Component data from apps and pages
<<<<

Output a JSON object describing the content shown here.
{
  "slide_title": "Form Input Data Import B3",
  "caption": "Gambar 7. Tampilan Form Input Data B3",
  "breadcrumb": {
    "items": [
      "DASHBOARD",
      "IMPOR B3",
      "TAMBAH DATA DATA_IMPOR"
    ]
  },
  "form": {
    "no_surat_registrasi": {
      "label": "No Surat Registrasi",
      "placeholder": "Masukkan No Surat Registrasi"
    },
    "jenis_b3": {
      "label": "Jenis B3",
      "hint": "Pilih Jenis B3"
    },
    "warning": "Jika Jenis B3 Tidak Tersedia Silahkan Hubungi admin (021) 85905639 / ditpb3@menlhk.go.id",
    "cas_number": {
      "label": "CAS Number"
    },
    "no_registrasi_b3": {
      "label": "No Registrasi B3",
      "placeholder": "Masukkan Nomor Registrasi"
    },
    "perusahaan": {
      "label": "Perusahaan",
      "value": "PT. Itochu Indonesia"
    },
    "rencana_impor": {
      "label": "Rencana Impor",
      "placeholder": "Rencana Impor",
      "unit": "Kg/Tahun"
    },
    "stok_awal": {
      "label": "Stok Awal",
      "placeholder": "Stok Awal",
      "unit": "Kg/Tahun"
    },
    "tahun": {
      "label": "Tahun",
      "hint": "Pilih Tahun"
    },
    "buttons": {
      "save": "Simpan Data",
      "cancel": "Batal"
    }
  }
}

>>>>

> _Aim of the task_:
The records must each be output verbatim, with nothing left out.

> _Answer box_:
Output a JSON object describing the content shown here.
{
  "slide_title": "Form Input Data Import B3",
  "caption": "Gambar 7. Tampilan Form Input Data B3",
  "breadcrumb": {
    "items": [
      "DASHBOARD",
      "IMPOR B3",
      "TAMBAH DATA DATA_IMPOR"
    ]
  },
  "form": {
    "no_surat_registrasi": {
      "label": "No Surat Registrasi",
      "placeholder": "Masukkan No Surat Registrasi"
    },
    "jenis_b3": {
      "label": "Jenis B3",
      "hint": "Pilih Jenis B3"
    },
    "warning": "Jika Jenis B3 Tidak Tersedia Silahkan Hubungi admin (021) 85905639 / ditpb3@menlhk.go.id",
    "cas_number": {
      "label": "CAS Number"
    },
    "no_registrasi_b3": {
      "label": "No Registrasi B3",
      "placeholder": "Masukkan Nomor Registrasi"
    },
    "perusahaan": {
      "label": "Perusahaan",
      "value": "PT. Itochu Indonesia"
    },
    "rencana_impor": {
      "label": "Rencana Impor",
      "placeholder": "Rencana Impor",
      "unit": "Kg/Tahun"
    },
    "stok_awal": {
      "label": "Stok Awal",
      "placeholder": "Stok Awal",
      "unit": "Kg/Tahun"
    },
    "tahun": {
      "label": "Tahun",
      "hint": "Pilih Tahun"
    },
    "buttons": {
      "save": "Simpan Data",
      "cancel": "Batal"
    }
  }
}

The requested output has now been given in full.